This map becomes your option (c), if you like! It shows a shorter "full circuit" in the thickest black line with a dotted alternative route to the east (that shows in all versions of course) and thinner lines suggesting an extension to the north (though perhaps not long enough to cross current day Debrincat Ave?) and south plus a smaller loop added again to the south, all within bounds of the airstrip width. Confused? You should be...

Interestingly there's also bitumen "bike track" at the southern end of the site that was (according to Blacktown City Council records) "originally utilised as a small race circuit". It looks substantial, if dilapidated now, apparently with banked corners! So, was it for pushbikes or motor bikes? The oldest sections are wider than strictly "necessary" for push bike racing (ie criteriums) and several people have mistakenly assumed that the cycle track is remnant motor race track; however there is considerable doubt over that. Whilst some sections do indeed seem to coincide others are clearly "new" and unrelated to previous use. The narrowest sections of this cycling track do appear to follow the course of the previous motor race track but lie on top of previous use and in parts are offset to one side. In any case I have found no evidence (yet) of racing on that "new" circuit. It has been used for recreational cycling and is cut at 2 points by a newer shared pedestrian/cyclepath. Had it been used by pushbikes then it would have made a rather nice criterium track indeed... curious that it seemingly was not used or maintained.

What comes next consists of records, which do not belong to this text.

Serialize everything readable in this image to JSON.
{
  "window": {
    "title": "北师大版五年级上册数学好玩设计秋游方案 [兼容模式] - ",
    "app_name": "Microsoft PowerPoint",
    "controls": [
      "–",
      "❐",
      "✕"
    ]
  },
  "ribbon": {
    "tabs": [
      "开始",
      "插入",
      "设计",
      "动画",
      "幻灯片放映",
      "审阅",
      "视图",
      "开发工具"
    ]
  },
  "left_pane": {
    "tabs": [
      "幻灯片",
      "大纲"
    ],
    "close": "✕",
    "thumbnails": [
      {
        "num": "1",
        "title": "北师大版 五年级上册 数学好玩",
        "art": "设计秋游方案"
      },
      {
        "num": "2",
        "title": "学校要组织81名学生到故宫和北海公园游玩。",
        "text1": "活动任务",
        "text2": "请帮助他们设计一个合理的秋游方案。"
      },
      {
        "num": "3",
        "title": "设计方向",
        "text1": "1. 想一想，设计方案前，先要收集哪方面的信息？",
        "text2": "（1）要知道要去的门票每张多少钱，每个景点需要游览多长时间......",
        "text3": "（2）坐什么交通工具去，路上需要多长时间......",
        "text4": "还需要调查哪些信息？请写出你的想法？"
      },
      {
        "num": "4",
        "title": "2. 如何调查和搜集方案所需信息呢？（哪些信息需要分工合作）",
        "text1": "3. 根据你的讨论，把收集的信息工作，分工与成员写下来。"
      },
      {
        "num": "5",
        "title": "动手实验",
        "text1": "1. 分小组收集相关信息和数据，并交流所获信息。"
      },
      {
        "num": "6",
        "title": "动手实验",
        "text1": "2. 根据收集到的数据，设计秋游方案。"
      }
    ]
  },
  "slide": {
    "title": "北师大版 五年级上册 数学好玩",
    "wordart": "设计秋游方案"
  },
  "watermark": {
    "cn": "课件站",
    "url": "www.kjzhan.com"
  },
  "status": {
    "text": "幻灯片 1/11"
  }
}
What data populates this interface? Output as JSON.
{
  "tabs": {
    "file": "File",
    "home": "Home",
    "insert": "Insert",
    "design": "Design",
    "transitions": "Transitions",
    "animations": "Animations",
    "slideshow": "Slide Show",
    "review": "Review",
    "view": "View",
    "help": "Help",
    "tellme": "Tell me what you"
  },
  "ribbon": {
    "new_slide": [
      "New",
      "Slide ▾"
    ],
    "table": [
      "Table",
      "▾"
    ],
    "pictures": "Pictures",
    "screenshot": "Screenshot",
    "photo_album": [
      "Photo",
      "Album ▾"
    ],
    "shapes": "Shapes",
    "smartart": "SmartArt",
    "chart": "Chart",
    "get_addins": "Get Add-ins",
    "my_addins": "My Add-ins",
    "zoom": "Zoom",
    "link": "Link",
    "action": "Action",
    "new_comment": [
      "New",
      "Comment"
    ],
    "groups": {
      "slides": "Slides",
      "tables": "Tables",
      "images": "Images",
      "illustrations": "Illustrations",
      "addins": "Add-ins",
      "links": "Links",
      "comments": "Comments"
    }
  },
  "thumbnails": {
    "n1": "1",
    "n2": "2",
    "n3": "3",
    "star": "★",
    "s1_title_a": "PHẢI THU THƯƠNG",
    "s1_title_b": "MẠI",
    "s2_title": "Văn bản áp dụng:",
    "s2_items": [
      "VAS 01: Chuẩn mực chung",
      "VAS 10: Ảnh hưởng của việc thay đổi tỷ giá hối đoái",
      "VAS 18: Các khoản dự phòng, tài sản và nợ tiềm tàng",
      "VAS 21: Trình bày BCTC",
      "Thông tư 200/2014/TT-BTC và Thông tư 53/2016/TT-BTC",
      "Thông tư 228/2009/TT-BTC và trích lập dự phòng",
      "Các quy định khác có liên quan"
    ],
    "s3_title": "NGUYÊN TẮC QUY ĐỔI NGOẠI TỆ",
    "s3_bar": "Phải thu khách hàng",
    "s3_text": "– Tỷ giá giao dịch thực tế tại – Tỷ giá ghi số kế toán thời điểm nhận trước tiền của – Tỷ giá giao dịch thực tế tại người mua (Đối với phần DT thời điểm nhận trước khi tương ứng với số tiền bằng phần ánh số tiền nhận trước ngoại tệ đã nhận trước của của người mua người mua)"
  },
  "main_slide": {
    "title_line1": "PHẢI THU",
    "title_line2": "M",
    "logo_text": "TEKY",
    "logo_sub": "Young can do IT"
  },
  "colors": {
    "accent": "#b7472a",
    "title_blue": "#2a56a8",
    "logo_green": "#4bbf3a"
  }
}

Bicycle track location (blue text) with runway/strip straight (red text):

Lastly, wheeled racing continues on the site with a BMX track (official or not!) to the north-east and an "on road" RC model car racing group coincidentally and slightly ironically using one of the tennis courts (on the runway/strip straight alignment) as a purpose-built race circuit.

Selected sources:

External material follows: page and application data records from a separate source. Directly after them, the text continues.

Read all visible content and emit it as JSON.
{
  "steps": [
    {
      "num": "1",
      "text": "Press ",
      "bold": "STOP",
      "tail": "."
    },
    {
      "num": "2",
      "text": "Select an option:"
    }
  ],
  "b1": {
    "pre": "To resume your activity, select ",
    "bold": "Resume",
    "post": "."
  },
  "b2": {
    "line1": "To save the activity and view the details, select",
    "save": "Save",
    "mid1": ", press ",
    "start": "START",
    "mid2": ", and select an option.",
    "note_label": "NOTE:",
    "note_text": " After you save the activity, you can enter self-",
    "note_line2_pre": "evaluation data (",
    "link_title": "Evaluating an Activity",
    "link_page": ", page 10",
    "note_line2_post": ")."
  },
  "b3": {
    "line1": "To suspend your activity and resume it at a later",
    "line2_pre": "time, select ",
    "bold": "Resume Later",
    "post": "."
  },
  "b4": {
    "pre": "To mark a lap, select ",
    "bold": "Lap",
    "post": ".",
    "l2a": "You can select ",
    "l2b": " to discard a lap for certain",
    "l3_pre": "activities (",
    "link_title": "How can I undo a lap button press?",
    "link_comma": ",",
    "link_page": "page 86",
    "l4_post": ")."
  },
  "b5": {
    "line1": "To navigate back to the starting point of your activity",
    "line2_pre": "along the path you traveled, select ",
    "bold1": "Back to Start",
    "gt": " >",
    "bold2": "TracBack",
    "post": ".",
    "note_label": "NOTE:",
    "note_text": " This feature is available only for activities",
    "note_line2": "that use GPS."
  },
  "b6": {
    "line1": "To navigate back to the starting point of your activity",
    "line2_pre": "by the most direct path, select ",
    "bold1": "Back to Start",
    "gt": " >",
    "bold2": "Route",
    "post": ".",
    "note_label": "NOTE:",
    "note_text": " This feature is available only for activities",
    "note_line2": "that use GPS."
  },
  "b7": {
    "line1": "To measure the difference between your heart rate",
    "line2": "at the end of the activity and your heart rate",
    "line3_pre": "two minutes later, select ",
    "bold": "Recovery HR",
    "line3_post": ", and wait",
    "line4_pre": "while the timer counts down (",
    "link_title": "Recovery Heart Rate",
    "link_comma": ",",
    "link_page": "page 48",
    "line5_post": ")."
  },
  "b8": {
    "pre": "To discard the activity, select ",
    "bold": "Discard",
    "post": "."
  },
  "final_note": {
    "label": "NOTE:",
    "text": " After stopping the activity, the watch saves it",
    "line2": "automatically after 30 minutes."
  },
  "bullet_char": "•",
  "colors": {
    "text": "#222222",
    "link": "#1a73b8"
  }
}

Further related reading on this site:

Maroubra's Olympia Speedway - now housing (and a park)

I've raced both cars and bicycles and part of the interest - if not the actual thrill - is, for me at least,  the race tracks or circuits themselves. Maybe it's the design, or the history, or the cultural associations; I don't know. Maybe humans just have an affinity with tracks. Perhaps it's all of that. I even like old horse/pony tracks yet I've never been to "the races".

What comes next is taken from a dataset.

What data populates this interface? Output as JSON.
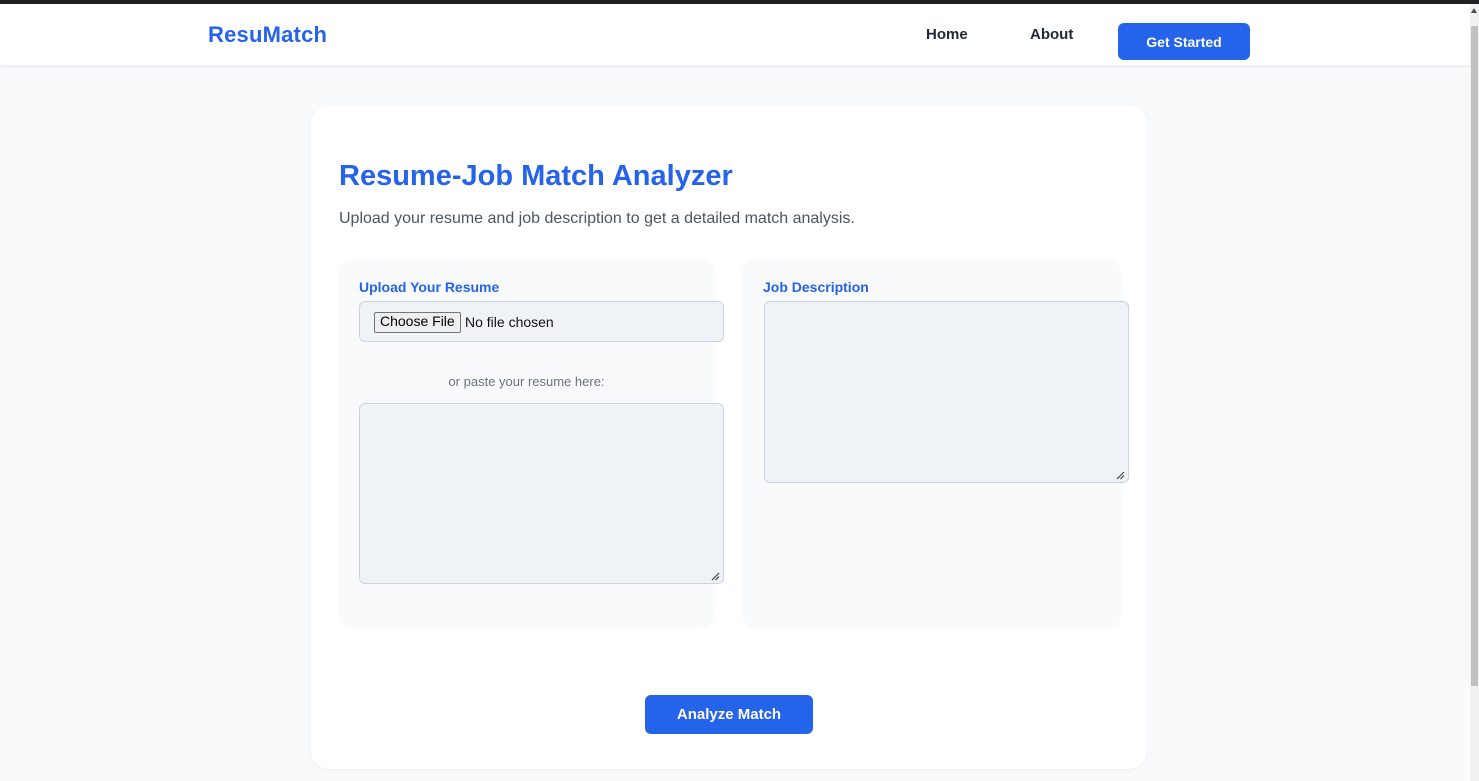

Anyway, I'm not that into oval speedway racing but I do like the famous old race tracks. And Sydney's Maroubra "Olympia" Speedway is a fine example of a banked concrete bowl or oval, modelled as it were along the lines of an overgrown bicycle velodrome. Which is pretty much exactly what it is, or was.

Here's a map I found several times in several places, presumably all scanned out of a Wilson's street directory (or similar) circa 1928... BTW it's not shown in my 1926 Wilson's and is just a blank space in later Robinson's directories, but there you go... and here it is:
If you race pushbikes at Heffron Park (as I used to do) you'll know the area - it's just a hop, skip and a wheelie across Anzac Parade. And in the 1920s that equated to a long way out of town. When competition reopened at the much more convenient Sydney Showground patronage at Maroubra fell sharply. Coupled with the free viewing offered from local sandhills and a possibly undeserved reputation as a "killer" track (although it was indeed the scene of several deaths) revenues failed to match costs.. and thus it closed.

If you look at today's maps you'll see housing with a park in the middle. No sandhills! It's been that way for as long as I can recall. Actually there is a remnant sandhill in Heffron Park, less than a kilometre to the west, if you want to check it out. Heffron itself was a military base, then migrant housing before re-dedication as a park with public pool, cycling (criterium) circuit and other sports fields. It's likely that the original indigenous people camped there as well with some evidence of fire and middens in the area, although sadly much of that evidence has been lost.    

Further related reading on this site: